Patrick Henry was born on May 29, 1736, in Hanover County, Virginia. He tried his hand at running a store at 15 but was unsuccessful. In 1754, at age 18, he married Sara Shelton and was given 6 slaves and 300 acres of land as a dowry. Although he tried hard to build a successful plantation, he struggled to grow tobacco at a profit, and in 1757, his farmhouse burned down. But Henry did not give up on trying to make something out of himself. Following the loss of his farmhouse, he managed a tavern for his father-in-law while studying to become a lawyer.
diarist Samuel Pepys got up in the morning and headed out to Charing Cross to spend a pleasant day with friends andto see Major-general Harrison hanged, drawn, and quartered;
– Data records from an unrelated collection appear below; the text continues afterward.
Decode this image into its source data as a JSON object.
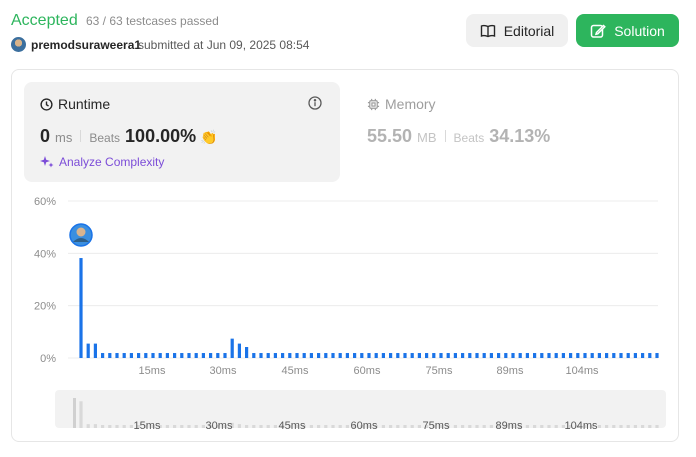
{
  "header": {
    "status": "Accepted",
    "cases": "63 / 63 testcases passed",
    "user": "premodsuraweera1",
    "submitted": "submitted at Jun 09, 2025 08:54",
    "editorial_label": "Editorial",
    "solution_label": "Solution"
  },
  "runtime": {
    "title": "Runtime",
    "value": "0",
    "unit": "ms",
    "beats_label": "Beats",
    "beats": "100.00%",
    "analyze_label": "Analyze Complexity"
  },
  "memory": {
    "title": "Memory",
    "value": "55.50",
    "unit": "MB",
    "beats_label": "Beats",
    "beats": "34.13%"
  },
  "colors": {
    "accepted": "#2db55d",
    "bar": "#1a73e8",
    "brush_bar": "#d9d9d9",
    "analyze": "#7c4dd8"
  },
  "chart_data": {
    "type": "bar",
    "xlabel": "",
    "ylabel": "",
    "ylim": [
      0,
      60
    ],
    "y_ticks": [
      "0%",
      "20%",
      "40%",
      "60%"
    ],
    "x_ticks": [
      "15ms",
      "30ms",
      "45ms",
      "60ms",
      "75ms",
      "89ms",
      "104ms"
    ],
    "grid": true,
    "highlighted_index": 0,
    "values": [
      38.2,
      5.5,
      5.5,
      1.9,
      1.9,
      1.9,
      1.9,
      1.9,
      1.9,
      1.9,
      1.9,
      1.9,
      1.9,
      1.9,
      1.9,
      1.9,
      1.9,
      1.9,
      1.9,
      1.9,
      1.9,
      7.4,
      5.5,
      4.2,
      1.9,
      1.9,
      1.9,
      1.9,
      1.9,
      1.9,
      1.9,
      1.9,
      1.9,
      1.9,
      1.9,
      1.9,
      1.9,
      1.9,
      1.9,
      1.9,
      1.9,
      1.9,
      1.9,
      1.9,
      1.9,
      1.9,
      1.9,
      1.9,
      1.9,
      1.9,
      1.9,
      1.9,
      1.9,
      1.9,
      1.9,
      1.9,
      1.9,
      1.9,
      1.9,
      1.9,
      1.9,
      1.9,
      1.9,
      1.9,
      1.9,
      1.9,
      1.9,
      1.9,
      1.9,
      1.9,
      1.9,
      1.9,
      1.9,
      1.9,
      1.9,
      1.9,
      1.9,
      1.9,
      1.9,
      1.9,
      1.9
    ]
  }
}
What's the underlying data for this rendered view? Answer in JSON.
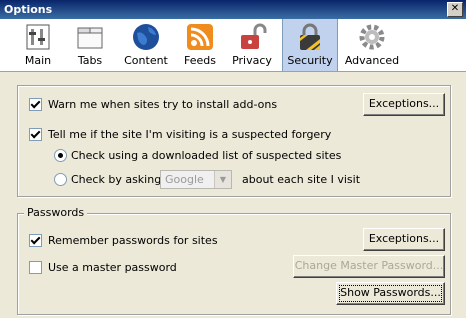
{
  "window": {
    "title": "Options",
    "close_glyph": "✕"
  },
  "toolbar": {
    "panes": [
      {
        "label": "Main",
        "icon": "main-icon"
      },
      {
        "label": "Tabs",
        "icon": "tabs-icon"
      },
      {
        "label": "Content",
        "icon": "content-globe-icon"
      },
      {
        "label": "Feeds",
        "icon": "feeds-icon"
      },
      {
        "label": "Privacy",
        "icon": "privacy-lock-icon"
      },
      {
        "label": "Security",
        "icon": "security-padlock-icon",
        "selected": true
      },
      {
        "label": "Advanced",
        "icon": "advanced-gear-icon"
      }
    ]
  },
  "addons": {
    "warn_label": "Warn me when sites try to install add-ons",
    "warn_checked": true,
    "exceptions_label": "Exceptions..."
  },
  "forgery": {
    "tell_label": "Tell me if the site I'm visiting is a suspected forgery",
    "tell_checked": true,
    "radio_downloaded_label": "Check using a downloaded list of suspected sites",
    "radio_ask_label": "Check by asking",
    "selected_radio": "downloaded",
    "provider_value": "Google",
    "suffix_label": "about each site I visit"
  },
  "passwords": {
    "legend": "Passwords",
    "remember_label": "Remember passwords for sites",
    "remember_checked": true,
    "exceptions_label": "Exceptions...",
    "master_label": "Use a master password",
    "master_checked": false,
    "change_master_label": "Change Master Password...",
    "show_passwords_label": "Show Passwords..."
  },
  "colors": {
    "selected_pane": "#c1d2ee",
    "titlebar": "#0a246a",
    "dialog_bg": "#ece9d8"
  }
}
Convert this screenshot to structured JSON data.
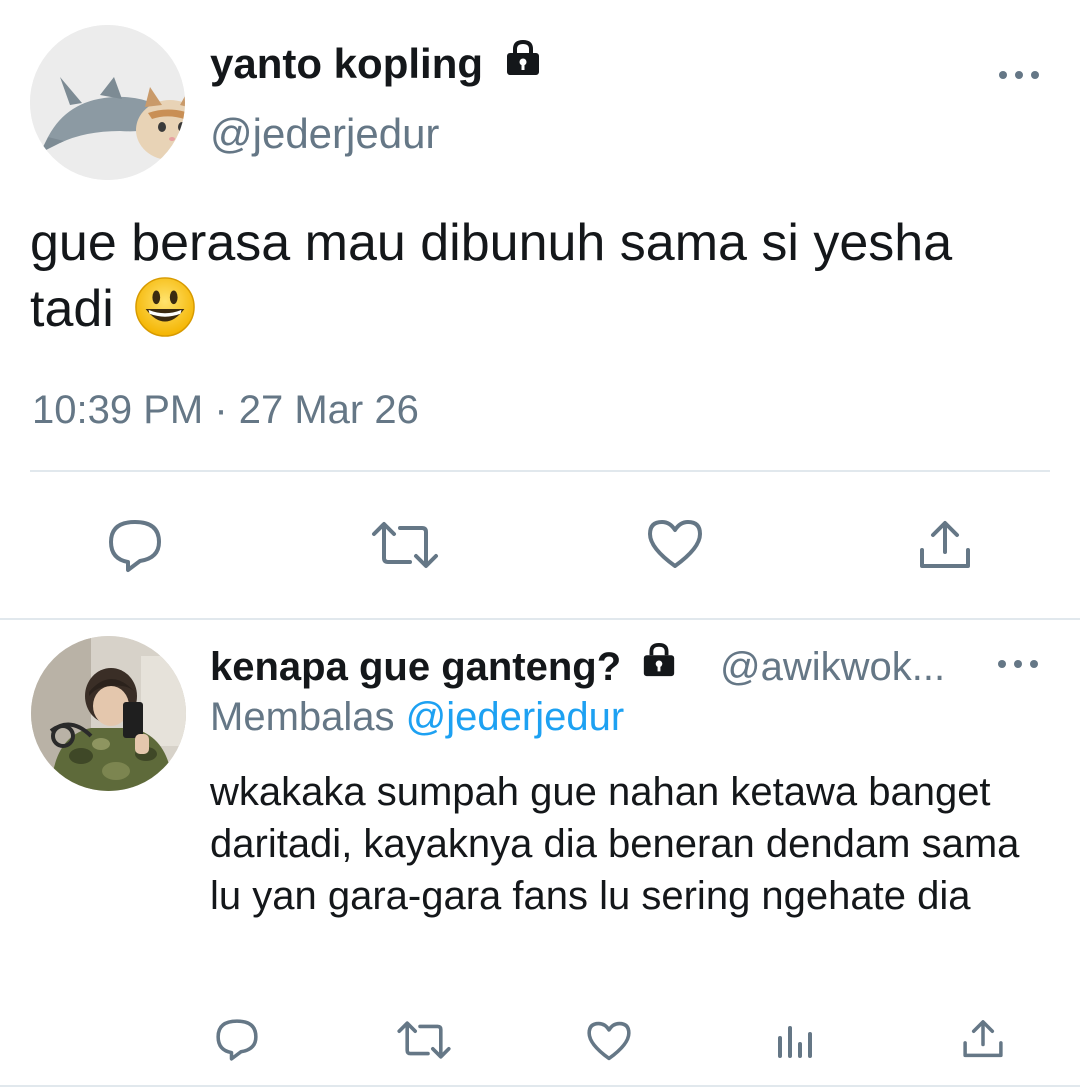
{
  "main_tweet": {
    "display_name": "yanto kopling",
    "handle": "@jederjedur",
    "text": "gue berasa mau dibunuh sama si yesha tadi",
    "emoji": "grinning-face",
    "timestamp": "10:39 PM · 27 Mar 26",
    "protected": true,
    "actions": [
      "reply-icon",
      "retweet-icon",
      "like-icon",
      "share-icon"
    ]
  },
  "reply_tweet": {
    "display_name": "kenapa gue ganteng?",
    "handle": "@awikwok...",
    "replying_prefix": "Membalas",
    "replying_to": "@jederjedur",
    "text": "wkakaka sumpah gue nahan ketawa banget daritadi, kayaknya dia beneran dendam sama lu yan gara-gara fans lu sering ngehate dia",
    "protected": true,
    "actions": [
      "reply-icon",
      "retweet-icon",
      "like-icon",
      "analytics-icon",
      "share-icon"
    ]
  },
  "colors": {
    "text_primary": "#14171a",
    "text_secondary": "#657786",
    "link": "#1da1f2",
    "divider": "#e1e8ed"
  }
}
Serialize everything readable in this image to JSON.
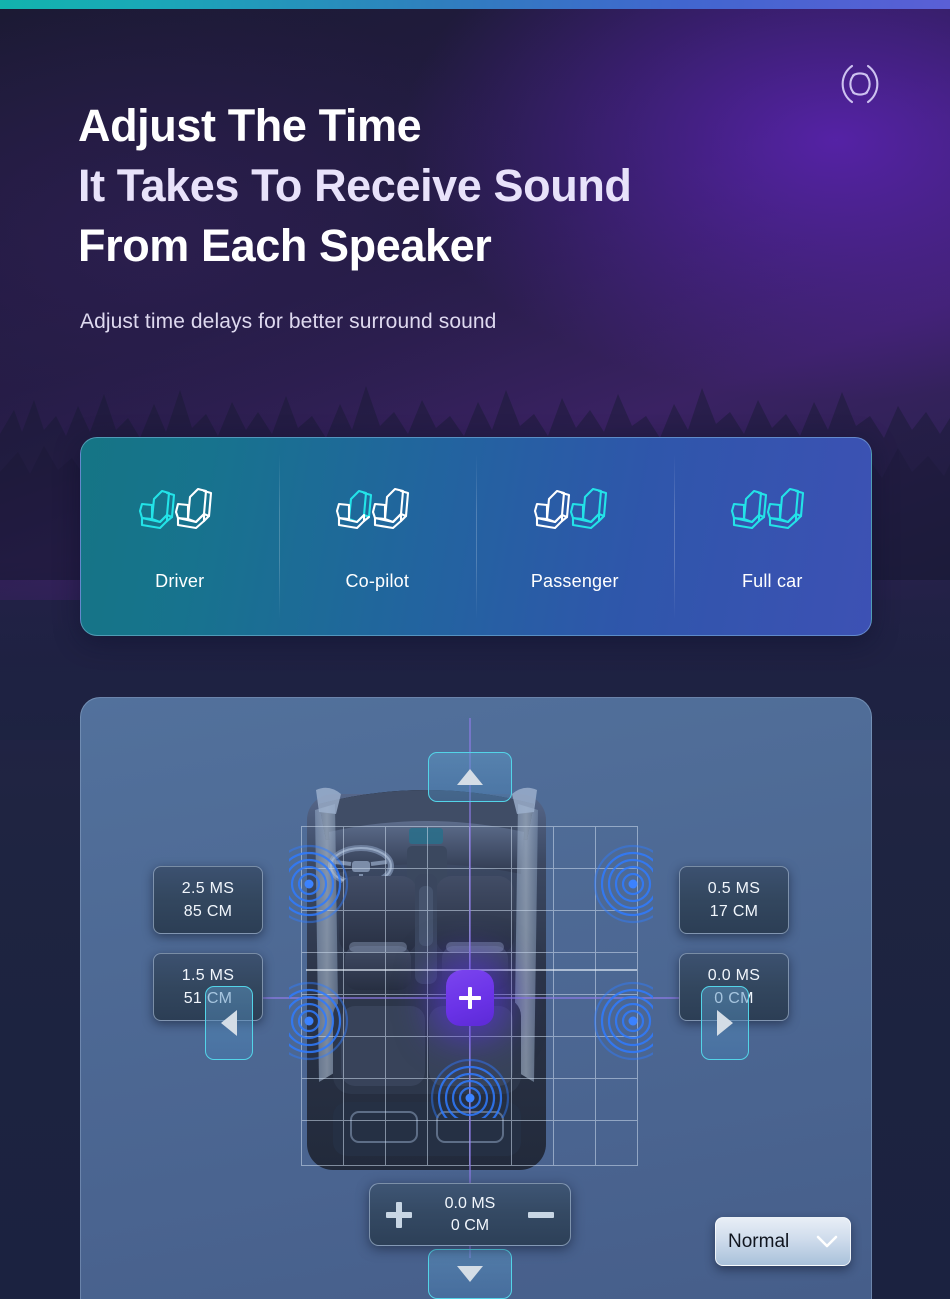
{
  "theme": {
    "accent_teal": "#12b3ad",
    "accent_blue": "#3d51b4",
    "accent_cyan": "#53d4e8",
    "marker_purple": "#6b33e8",
    "panel_blue": "#4e6a95",
    "bg_navy": "#1c2340"
  },
  "header": {
    "title_lines": [
      "Adjust The Time",
      "It Takes To Receive Sound",
      "From Each Speaker"
    ],
    "subtitle": "Adjust time delays for better surround sound",
    "badge_icon": "sound-ripple-icon"
  },
  "seat_tabs": {
    "items": [
      {
        "label": "Driver",
        "icon": "seat-pair-icon",
        "highlight": "left",
        "selected": false
      },
      {
        "label": "Co-pilot",
        "icon": "seat-pair-icon",
        "highlight": "front-left",
        "selected": false
      },
      {
        "label": "Passenger",
        "icon": "seat-pair-icon",
        "highlight": "right",
        "selected": false
      },
      {
        "label": "Full car",
        "icon": "seat-pair-icon",
        "highlight": "both",
        "selected": false
      }
    ]
  },
  "delay_panel": {
    "nudge_up": {
      "icon": "triangle-up-icon"
    },
    "nudge_down": {
      "icon": "triangle-down-icon"
    },
    "nudge_left": {
      "icon": "triangle-left-icon"
    },
    "nudge_right": {
      "icon": "triangle-right-icon"
    },
    "center_marker_icon": "plus-crosshair-icon",
    "value_boxes": [
      {
        "position": "front-left",
        "ms": "2.5 MS",
        "cm": "85 CM"
      },
      {
        "position": "rear-left",
        "ms": "1.5 MS",
        "cm": "51 CM"
      },
      {
        "position": "front-right",
        "ms": "0.5 MS",
        "cm": "17 CM"
      },
      {
        "position": "rear-right",
        "ms": "0.0 MS",
        "cm": "0 CM"
      }
    ],
    "stepper": {
      "increase_icon": "plus-icon",
      "decrease_icon": "minus-icon",
      "ms": "0.0 MS",
      "cm": "0 CM"
    },
    "mode_select": {
      "value": "Normal",
      "chevron_icon": "chevron-down-icon"
    },
    "speakers": [
      {
        "id": "front-left"
      },
      {
        "id": "front-right"
      },
      {
        "id": "rear-left"
      },
      {
        "id": "rear-right"
      },
      {
        "id": "subwoofer"
      }
    ]
  }
}
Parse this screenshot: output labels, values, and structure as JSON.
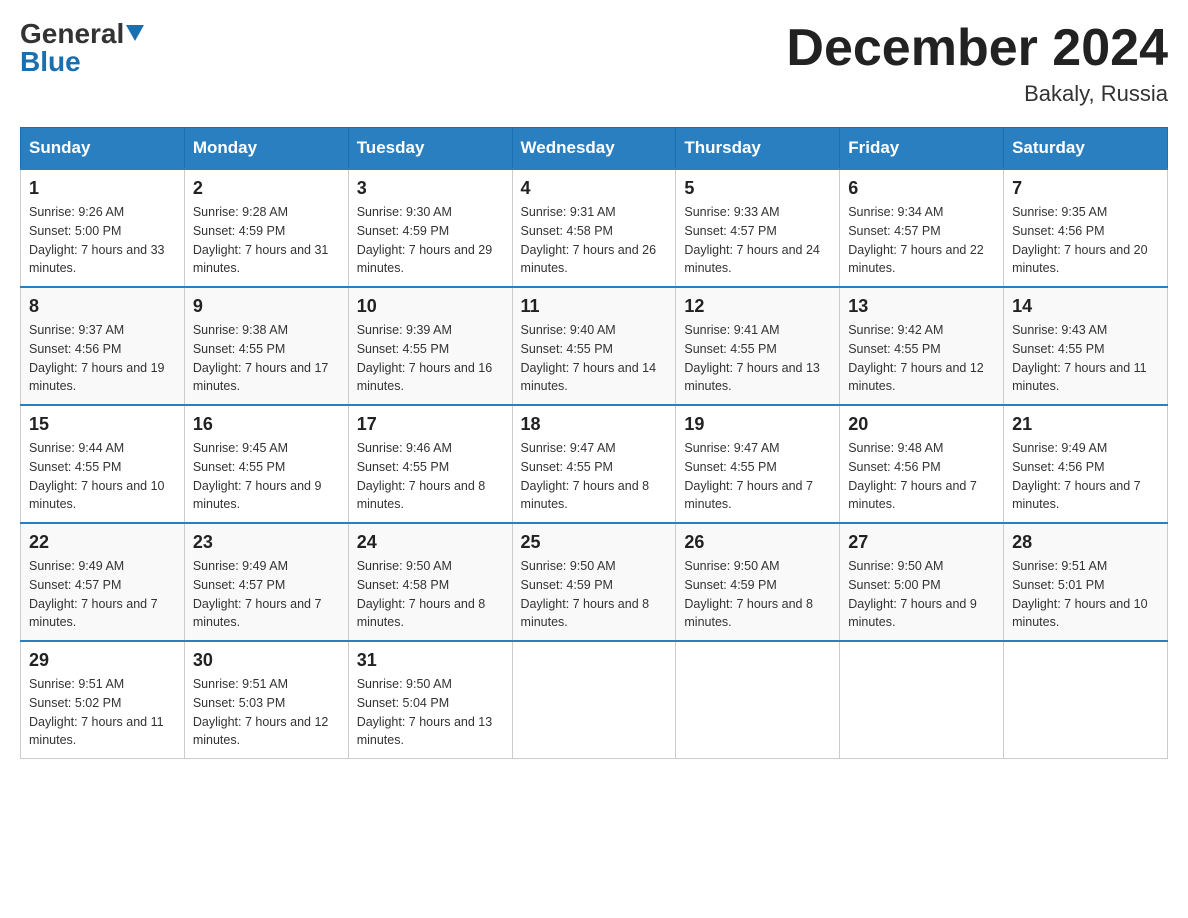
{
  "logo": {
    "general": "General",
    "blue": "Blue"
  },
  "header": {
    "month": "December 2024",
    "location": "Bakaly, Russia"
  },
  "days_of_week": [
    "Sunday",
    "Monday",
    "Tuesday",
    "Wednesday",
    "Thursday",
    "Friday",
    "Saturday"
  ],
  "weeks": [
    [
      {
        "day": "1",
        "sunrise": "9:26 AM",
        "sunset": "5:00 PM",
        "daylight": "7 hours and 33 minutes."
      },
      {
        "day": "2",
        "sunrise": "9:28 AM",
        "sunset": "4:59 PM",
        "daylight": "7 hours and 31 minutes."
      },
      {
        "day": "3",
        "sunrise": "9:30 AM",
        "sunset": "4:59 PM",
        "daylight": "7 hours and 29 minutes."
      },
      {
        "day": "4",
        "sunrise": "9:31 AM",
        "sunset": "4:58 PM",
        "daylight": "7 hours and 26 minutes."
      },
      {
        "day": "5",
        "sunrise": "9:33 AM",
        "sunset": "4:57 PM",
        "daylight": "7 hours and 24 minutes."
      },
      {
        "day": "6",
        "sunrise": "9:34 AM",
        "sunset": "4:57 PM",
        "daylight": "7 hours and 22 minutes."
      },
      {
        "day": "7",
        "sunrise": "9:35 AM",
        "sunset": "4:56 PM",
        "daylight": "7 hours and 20 minutes."
      }
    ],
    [
      {
        "day": "8",
        "sunrise": "9:37 AM",
        "sunset": "4:56 PM",
        "daylight": "7 hours and 19 minutes."
      },
      {
        "day": "9",
        "sunrise": "9:38 AM",
        "sunset": "4:55 PM",
        "daylight": "7 hours and 17 minutes."
      },
      {
        "day": "10",
        "sunrise": "9:39 AM",
        "sunset": "4:55 PM",
        "daylight": "7 hours and 16 minutes."
      },
      {
        "day": "11",
        "sunrise": "9:40 AM",
        "sunset": "4:55 PM",
        "daylight": "7 hours and 14 minutes."
      },
      {
        "day": "12",
        "sunrise": "9:41 AM",
        "sunset": "4:55 PM",
        "daylight": "7 hours and 13 minutes."
      },
      {
        "day": "13",
        "sunrise": "9:42 AM",
        "sunset": "4:55 PM",
        "daylight": "7 hours and 12 minutes."
      },
      {
        "day": "14",
        "sunrise": "9:43 AM",
        "sunset": "4:55 PM",
        "daylight": "7 hours and 11 minutes."
      }
    ],
    [
      {
        "day": "15",
        "sunrise": "9:44 AM",
        "sunset": "4:55 PM",
        "daylight": "7 hours and 10 minutes."
      },
      {
        "day": "16",
        "sunrise": "9:45 AM",
        "sunset": "4:55 PM",
        "daylight": "7 hours and 9 minutes."
      },
      {
        "day": "17",
        "sunrise": "9:46 AM",
        "sunset": "4:55 PM",
        "daylight": "7 hours and 8 minutes."
      },
      {
        "day": "18",
        "sunrise": "9:47 AM",
        "sunset": "4:55 PM",
        "daylight": "7 hours and 8 minutes."
      },
      {
        "day": "19",
        "sunrise": "9:47 AM",
        "sunset": "4:55 PM",
        "daylight": "7 hours and 7 minutes."
      },
      {
        "day": "20",
        "sunrise": "9:48 AM",
        "sunset": "4:56 PM",
        "daylight": "7 hours and 7 minutes."
      },
      {
        "day": "21",
        "sunrise": "9:49 AM",
        "sunset": "4:56 PM",
        "daylight": "7 hours and 7 minutes."
      }
    ],
    [
      {
        "day": "22",
        "sunrise": "9:49 AM",
        "sunset": "4:57 PM",
        "daylight": "7 hours and 7 minutes."
      },
      {
        "day": "23",
        "sunrise": "9:49 AM",
        "sunset": "4:57 PM",
        "daylight": "7 hours and 7 minutes."
      },
      {
        "day": "24",
        "sunrise": "9:50 AM",
        "sunset": "4:58 PM",
        "daylight": "7 hours and 8 minutes."
      },
      {
        "day": "25",
        "sunrise": "9:50 AM",
        "sunset": "4:59 PM",
        "daylight": "7 hours and 8 minutes."
      },
      {
        "day": "26",
        "sunrise": "9:50 AM",
        "sunset": "4:59 PM",
        "daylight": "7 hours and 8 minutes."
      },
      {
        "day": "27",
        "sunrise": "9:50 AM",
        "sunset": "5:00 PM",
        "daylight": "7 hours and 9 minutes."
      },
      {
        "day": "28",
        "sunrise": "9:51 AM",
        "sunset": "5:01 PM",
        "daylight": "7 hours and 10 minutes."
      }
    ],
    [
      {
        "day": "29",
        "sunrise": "9:51 AM",
        "sunset": "5:02 PM",
        "daylight": "7 hours and 11 minutes."
      },
      {
        "day": "30",
        "sunrise": "9:51 AM",
        "sunset": "5:03 PM",
        "daylight": "7 hours and 12 minutes."
      },
      {
        "day": "31",
        "sunrise": "9:50 AM",
        "sunset": "5:04 PM",
        "daylight": "7 hours and 13 minutes."
      },
      null,
      null,
      null,
      null
    ]
  ],
  "labels": {
    "sunrise": "Sunrise:",
    "sunset": "Sunset:",
    "daylight": "Daylight:"
  }
}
Mary Wollstonecraft published her famous work The Vindication of the Rights of Woman. To this day, this work is considered one of the origin points of western feminism. While Wollstonecraft enjoys great continuing fame, few people know of the American woman who wrote a trailblazing treatise on sexual equality over a decade earlier in 1779 and published it 1790. Her name was Judith Sargent Murray, and she is a political thinker worthy of reconsideration within the context of the Founding era. While scholars of the Founding era often turn to the likes of Abigail Adams as an early American feminist, there is perhaps no better example than Murray, who herself asked, “Is the needle and the kitchen sufficient to employ the operations of a soul thus organized?”